Exercise directions: Leave out the pictures and copy each record below exactly.

Stored dataset items
####
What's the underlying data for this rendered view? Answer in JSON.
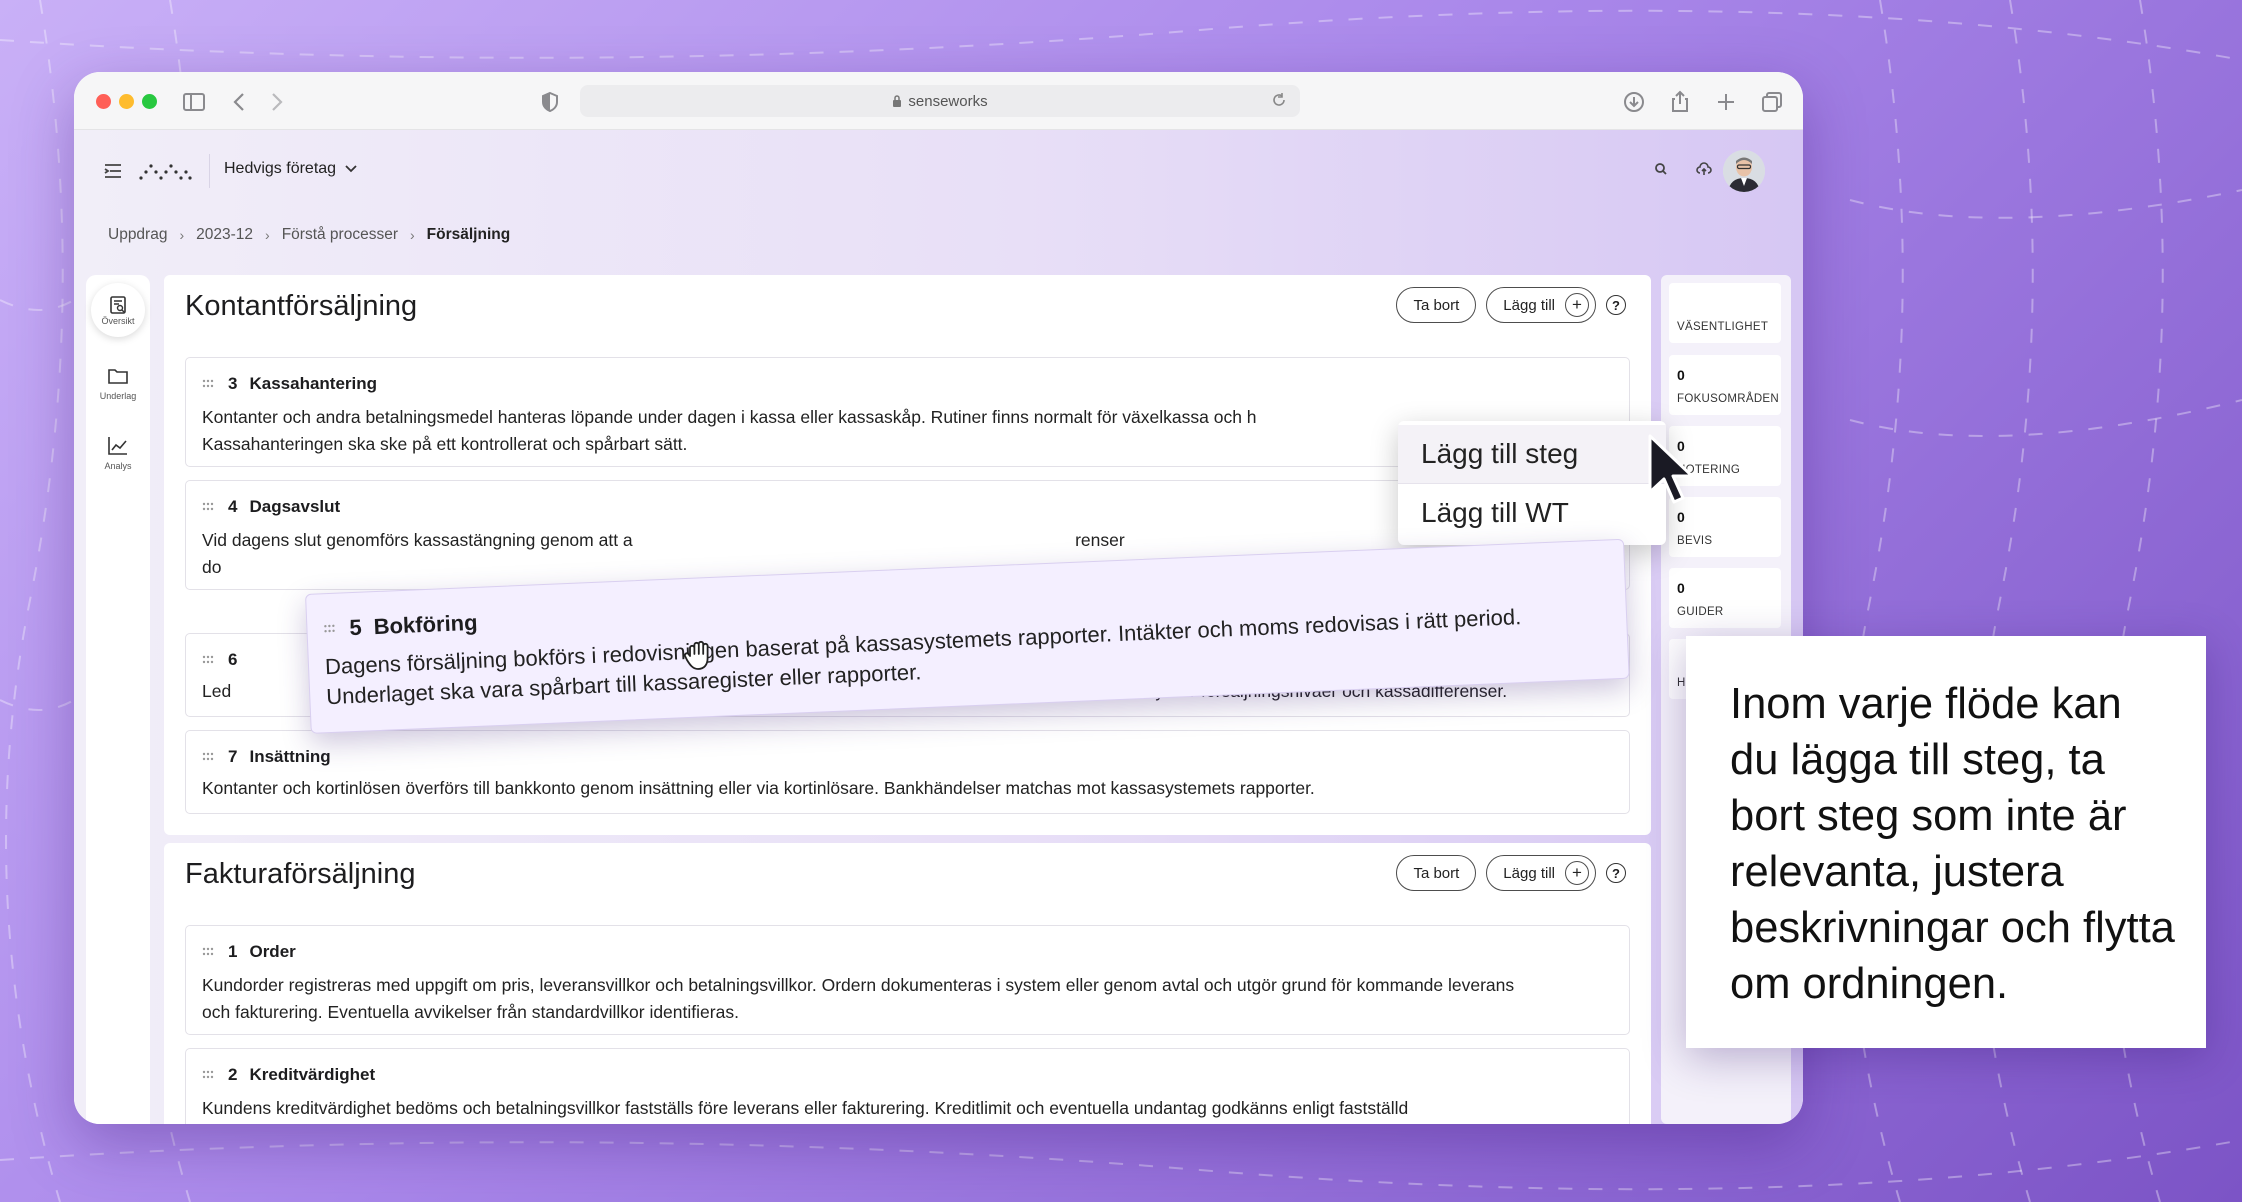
{
  "browser": {
    "address": "senseworks"
  },
  "topbar": {
    "company": "Hedvigs företag"
  },
  "breadcrumb": [
    "Uppdrag",
    "2023-12",
    "Förstå processer",
    "Försäljning"
  ],
  "leftnav": [
    {
      "label": "Översikt",
      "icon": "review-icon"
    },
    {
      "label": "Underlag",
      "icon": "folder-icon"
    },
    {
      "label": "Analys",
      "icon": "chart-icon"
    }
  ],
  "sections": [
    {
      "title": "Kontantförsäljning",
      "remove_label": "Ta bort",
      "add_label": "Lägg till",
      "steps": [
        {
          "num": "3",
          "title": "Kassahantering",
          "desc": "Kontanter och andra betalningsmedel hanteras löpande under dagen i kassa eller kassaskåp. Rutiner finns normalt för växelkassa och h\nKassahanteringen ska ske på ett kontrollerat och spårbart sätt."
        },
        {
          "num": "4",
          "title": "Dagsavslut",
          "desc": "Vid dagens slut genomförs kassastängning genom att a                                                                                           renser\ndo"
        },
        {
          "num": "6",
          "title": "",
          "desc": "Led                             ningsuppföljning och analyserar eventuella avvikelser. Uppföljningen kan exempelvis ske genom analys av försäljningsnivåer och kassadifferenser."
        },
        {
          "num": "7",
          "title": "Insättning",
          "desc": "Kontanter och kortinlösen överförs till bankkonto genom insättning eller via kortinlösare. Bankhändelser matchas mot kassasystemets rapporter."
        }
      ]
    },
    {
      "title": "Fakturaförsäljning",
      "remove_label": "Ta bort",
      "add_label": "Lägg till",
      "steps": [
        {
          "num": "1",
          "title": "Order",
          "desc": "Kundorder registreras med uppgift om pris, leveransvillkor och betalningsvillkor. Ordern dokumenteras i system eller genom avtal och utgör grund för kommande leverans\noch fakturering. Eventuella avvikelser från standardvillkor identifieras."
        },
        {
          "num": "2",
          "title": "Kreditvärdighet",
          "desc": "Kundens kreditvärdighet bedöms och betalningsvillkor fastställs före leverans eller fakturering. Kreditlimit och eventuella undantag godkänns enligt fastställd"
        }
      ]
    }
  ],
  "dragged_step": {
    "num": "5",
    "title": "Bokföring",
    "desc": "Dagens försäljning bokförs i redovisningen baserat på kassasystemets rapporter. Intäkter och moms redovisas i rätt period.\nUnderlaget ska vara spårbart till kassaregister eller rapporter."
  },
  "dropdown": {
    "options": [
      "Lägg till steg",
      "Lägg till WT"
    ]
  },
  "rightpanel": {
    "stats": [
      {
        "num": "",
        "label": "VÄSENTLIGHET"
      },
      {
        "num": "0",
        "label": "FOKUSOMRÅDEN"
      },
      {
        "num": "0",
        "label": "NOTERING"
      },
      {
        "num": "0",
        "label": "BEVIS"
      },
      {
        "num": "0",
        "label": "GUIDER"
      },
      {
        "num": "",
        "label": "H"
      }
    ]
  },
  "callout": {
    "text": "Inom varje flöde kan du lägga till steg, ta bort steg som inte är relevanta, justera beskrivningar och flytta om ordningen."
  },
  "colors": {
    "accent": "#a987ea",
    "background_dark": "#7c54c6"
  }
}
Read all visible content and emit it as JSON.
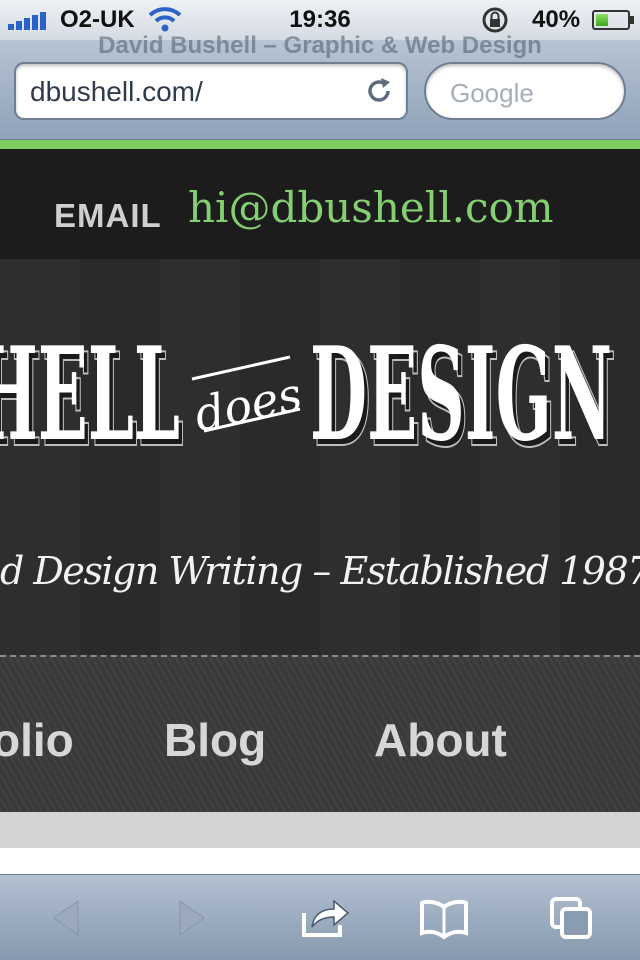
{
  "status_bar": {
    "carrier": "O2-UK",
    "time": "19:36",
    "battery_percent": "40%",
    "battery_level": 0.4
  },
  "browser": {
    "page_title": "David Bushell – Graphic & Web Design",
    "url": "dbushell.com/",
    "search_placeholder": "Google"
  },
  "site": {
    "accent_color": "#7ccc5f",
    "email_label": "EMAIL",
    "email_address": "hi@dbushell.com",
    "logo_left": "HELL",
    "logo_middle": "does",
    "logo_right": "DESIGN",
    "tagline": "d Design Writing – Established 1987",
    "nav": [
      {
        "label": "olio"
      },
      {
        "label": "Blog"
      },
      {
        "label": "About"
      }
    ]
  },
  "toolbar": {
    "icons": [
      "back-icon",
      "forward-icon",
      "share-icon",
      "bookmarks-icon",
      "tabs-icon"
    ]
  }
}
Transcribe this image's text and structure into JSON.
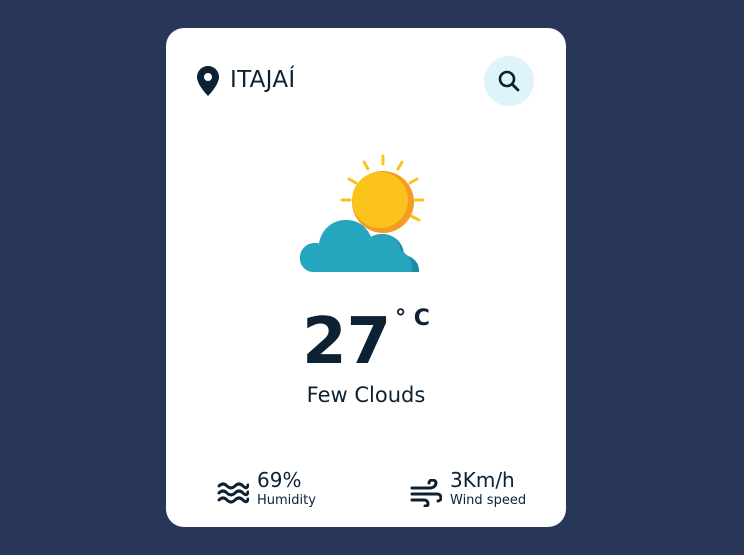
{
  "location": {
    "icon": "map-pin-icon",
    "city": "ITAJAÍ"
  },
  "search": {
    "icon": "search-icon"
  },
  "weather": {
    "icon": "sun-behind-cloud-icon",
    "temperature": "27",
    "unit": "° C",
    "condition": "Few Clouds"
  },
  "details": {
    "humidity": {
      "icon": "waves-icon",
      "value": "69%",
      "label": "Humidity"
    },
    "wind": {
      "icon": "wind-icon",
      "value": "3Km/h",
      "label": "Wind speed"
    }
  },
  "colors": {
    "background": "#283759",
    "card": "#ffffff",
    "text": "#0d2134",
    "search_bg": "#dff3fb",
    "sun": "#fdc31d",
    "cloud": "#26a5bf"
  }
}
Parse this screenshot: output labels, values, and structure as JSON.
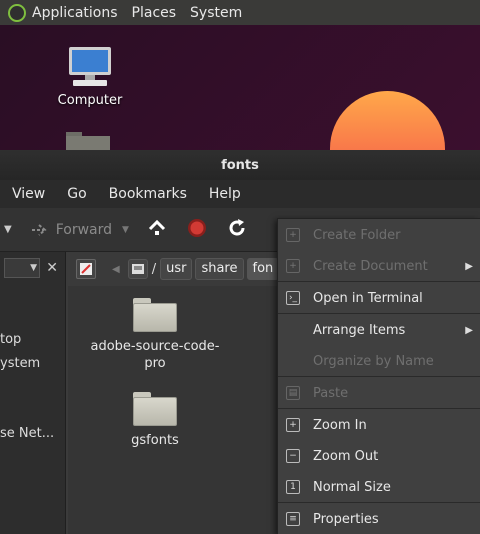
{
  "panel": {
    "menus": [
      "Applications",
      "Places",
      "System"
    ]
  },
  "desktop": {
    "icons": [
      {
        "label": "Computer",
        "icon": "computer-icon"
      },
      {
        "label": "",
        "icon": "folder-icon"
      }
    ]
  },
  "window": {
    "title": "fonts",
    "menus": [
      "View",
      "Go",
      "Bookmarks",
      "Help"
    ],
    "toolbar": {
      "forward_label": "Forward"
    },
    "path_crumbs": [
      "/",
      "usr",
      "share",
      "fon"
    ],
    "sidebar_items": [
      "top",
      "ystem",
      "se Net..."
    ],
    "files": [
      {
        "name": "adobe-source-code-pro",
        "name_lines": [
          "adobe-source-code-",
          "pro"
        ]
      },
      {
        "name": "gsfonts",
        "name_lines": [
          "gsfonts"
        ]
      }
    ]
  },
  "context_menu": {
    "items": [
      {
        "label": "Create Folder",
        "disabled": true,
        "icon": "new-folder-icon"
      },
      {
        "label": "Create Document",
        "disabled": true,
        "icon": "new-document-icon",
        "submenu": true
      },
      {
        "label": "Open in Terminal",
        "disabled": false,
        "icon": "terminal-icon"
      },
      {
        "label": "Arrange Items",
        "disabled": false,
        "submenu": true
      },
      {
        "label": "Organize by Name",
        "disabled": true
      },
      {
        "label": "Paste",
        "disabled": true,
        "icon": "paste-icon"
      },
      {
        "label": "Zoom In",
        "disabled": false,
        "icon": "zoom-in-icon"
      },
      {
        "label": "Zoom Out",
        "disabled": false,
        "icon": "zoom-out-icon"
      },
      {
        "label": "Normal Size",
        "disabled": false,
        "icon": "normal-size-icon"
      },
      {
        "label": "Properties",
        "disabled": false,
        "icon": "properties-icon"
      }
    ]
  },
  "colors": {
    "accent": "#7fbf3f",
    "stop": "#c0312e",
    "window_bg": "#3b3b3b",
    "desktop_bg": "#2b0f25"
  }
}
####
Task solution:
What's the underlying data for this rendered view? Answer in JSON.
{
  "browser": {
    "address": "senseworks"
  },
  "topbar": {
    "company": "Hedvigs företag"
  },
  "breadcrumb": [
    "Uppdrag",
    "2023-12",
    "Förstå processer",
    "Försäljning"
  ],
  "leftnav": [
    {
      "label": "Översikt",
      "icon": "review-icon"
    },
    {
      "label": "Underlag",
      "icon": "folder-icon"
    },
    {
      "label": "Analys",
      "icon": "chart-icon"
    }
  ],
  "sections": [
    {
      "title": "Kontantförsäljning",
      "remove_label": "Ta bort",
      "add_label": "Lägg till",
      "steps": [
        {
          "num": "3",
          "title": "Kassahantering",
          "desc": "Kontanter och andra betalningsmedel hanteras löpande under dagen i kassa eller kassaskåp. Rutiner finns normalt för växelkassa och h\nKassahanteringen ska ske på ett kontrollerat och spårbart sätt."
        },
        {
          "num": "4",
          "title": "Dagsavslut",
          "desc": "Vid dagens slut genomförs kassastängning genom att a                                                                                           renser\ndo"
        },
        {
          "num": "6",
          "title": "",
          "desc": "Led                             ningsuppföljning och analyserar eventuella avvikelser. Uppföljningen kan exempelvis ske genom analys av försäljningsnivåer och kassadifferenser."
        },
        {
          "num": "7",
          "title": "Insättning",
          "desc": "Kontanter och kortinlösen överförs till bankkonto genom insättning eller via kortinlösare. Bankhändelser matchas mot kassasystemets rapporter."
        }
      ]
    },
    {
      "title": "Fakturaförsäljning",
      "remove_label": "Ta bort",
      "add_label": "Lägg till",
      "steps": [
        {
          "num": "1",
          "title": "Order",
          "desc": "Kundorder registreras med uppgift om pris, leveransvillkor och betalningsvillkor. Ordern dokumenteras i system eller genom avtal och utgör grund för kommande leverans\noch fakturering. Eventuella avvikelser från standardvillkor identifieras."
        },
        {
          "num": "2",
          "title": "Kreditvärdighet",
          "desc": "Kundens kreditvärdighet bedöms och betalningsvillkor fastställs före leverans eller fakturering. Kreditlimit och eventuella undantag godkänns enligt fastställd"
        }
      ]
    }
  ],
  "dragged_step": {
    "num": "5",
    "title": "Bokföring",
    "desc": "Dagens försäljning bokförs i redovisningen baserat på kassasystemets rapporter. Intäkter och moms redovisas i rätt period.\nUnderlaget ska vara spårbart till kassaregister eller rapporter."
  },
  "dropdown": {
    "options": [
      "Lägg till steg",
      "Lägg till WT"
    ]
  },
  "rightpanel": {
    "stats": [
      {
        "num": "",
        "label": "VÄSENTLIGHET"
      },
      {
        "num": "0",
        "label": "FOKUSOMRÅDEN"
      },
      {
        "num": "0",
        "label": "NOTERING"
      },
      {
        "num": "0",
        "label": "BEVIS"
      },
      {
        "num": "0",
        "label": "GUIDER"
      },
      {
        "num": "",
        "label": "H"
      }
    ]
  },
  "callout": {
    "text": "Inom varje flöde kan du lägga till steg, ta bort steg som inte är relevanta, justera beskrivningar och flytta om ordningen."
  },
  "colors": {
    "accent": "#a987ea",
    "background_dark": "#7c54c6"
  }
}
Read all visible content and emit it as JSON.
{
  "status_bar": {
    "carrier": "O2-UK",
    "time": "19:36",
    "battery_percent": "40%",
    "battery_level": 0.4
  },
  "browser": {
    "page_title": "David Bushell – Graphic & Web Design",
    "url": "dbushell.com/",
    "search_placeholder": "Google"
  },
  "site": {
    "accent_color": "#7ccc5f",
    "email_label": "EMAIL",
    "email_address": "hi@dbushell.com",
    "logo_left": "HELL",
    "logo_middle": "does",
    "logo_right": "DESIGN",
    "tagline": "d Design Writing – Established 1987",
    "nav": [
      {
        "label": "olio"
      },
      {
        "label": "Blog"
      },
      {
        "label": "About"
      }
    ]
  },
  "toolbar": {
    "icons": [
      "back-icon",
      "forward-icon",
      "share-icon",
      "bookmarks-icon",
      "tabs-icon"
    ]
  }
}
Transcribe this image's text and structure into JSON.
{
  "location": {
    "icon": "map-pin-icon",
    "city": "ITAJAÍ"
  },
  "search": {
    "icon": "search-icon"
  },
  "weather": {
    "icon": "sun-behind-cloud-icon",
    "temperature": "27",
    "unit": "° C",
    "condition": "Few Clouds"
  },
  "details": {
    "humidity": {
      "icon": "waves-icon",
      "value": "69%",
      "label": "Humidity"
    },
    "wind": {
      "icon": "wind-icon",
      "value": "3Km/h",
      "label": "Wind speed"
    }
  },
  "colors": {
    "background": "#283759",
    "card": "#ffffff",
    "text": "#0d2134",
    "search_bg": "#dff3fb",
    "sun": "#fdc31d",
    "cloud": "#26a5bf"
  }
}
Parse this screenshot: output labels, values, and structure as JSON.
{
  "panel": {
    "menus": [
      "Applications",
      "Places",
      "System"
    ]
  },
  "desktop": {
    "icons": [
      {
        "label": "Computer",
        "icon": "computer-icon"
      },
      {
        "label": "",
        "icon": "folder-icon"
      }
    ]
  },
  "window": {
    "title": "fonts",
    "menus": [
      "View",
      "Go",
      "Bookmarks",
      "Help"
    ],
    "toolbar": {
      "forward_label": "Forward"
    },
    "path_crumbs": [
      "/",
      "usr",
      "share",
      "fon"
    ],
    "sidebar_items": [
      "top",
      "ystem",
      "se Net..."
    ],
    "files": [
      {
        "name": "adobe-source-code-pro",
        "name_lines": [
          "adobe-source-code-",
          "pro"
        ]
      },
      {
        "name": "gsfonts",
        "name_lines": [
          "gsfonts"
        ]
      }
    ]
  },
  "context_menu": {
    "items": [
      {
        "label": "Create Folder",
        "disabled": true,
        "icon": "new-folder-icon"
      },
      {
        "label": "Create Document",
        "disabled": true,
        "icon": "new-document-icon",
        "submenu": true
      },
      {
        "label": "Open in Terminal",
        "disabled": false,
        "icon": "terminal-icon"
      },
      {
        "label": "Arrange Items",
        "disabled": false,
        "submenu": true
      },
      {
        "label": "Organize by Name",
        "disabled": true
      },
      {
        "label": "Paste",
        "disabled": true,
        "icon": "paste-icon"
      },
      {
        "label": "Zoom In",
        "disabled": false,
        "icon": "zoom-in-icon"
      },
      {
        "label": "Zoom Out",
        "disabled": false,
        "icon": "zoom-out-icon"
      },
      {
        "label": "Normal Size",
        "disabled": false,
        "icon": "normal-size-icon"
      },
      {
        "label": "Properties",
        "disabled": false,
        "icon": "properties-icon"
      }
    ]
  },
  "colors": {
    "accent": "#7fbf3f",
    "stop": "#c0312e",
    "window_bg": "#3b3b3b",
    "desktop_bg": "#2b0f25"
  }
}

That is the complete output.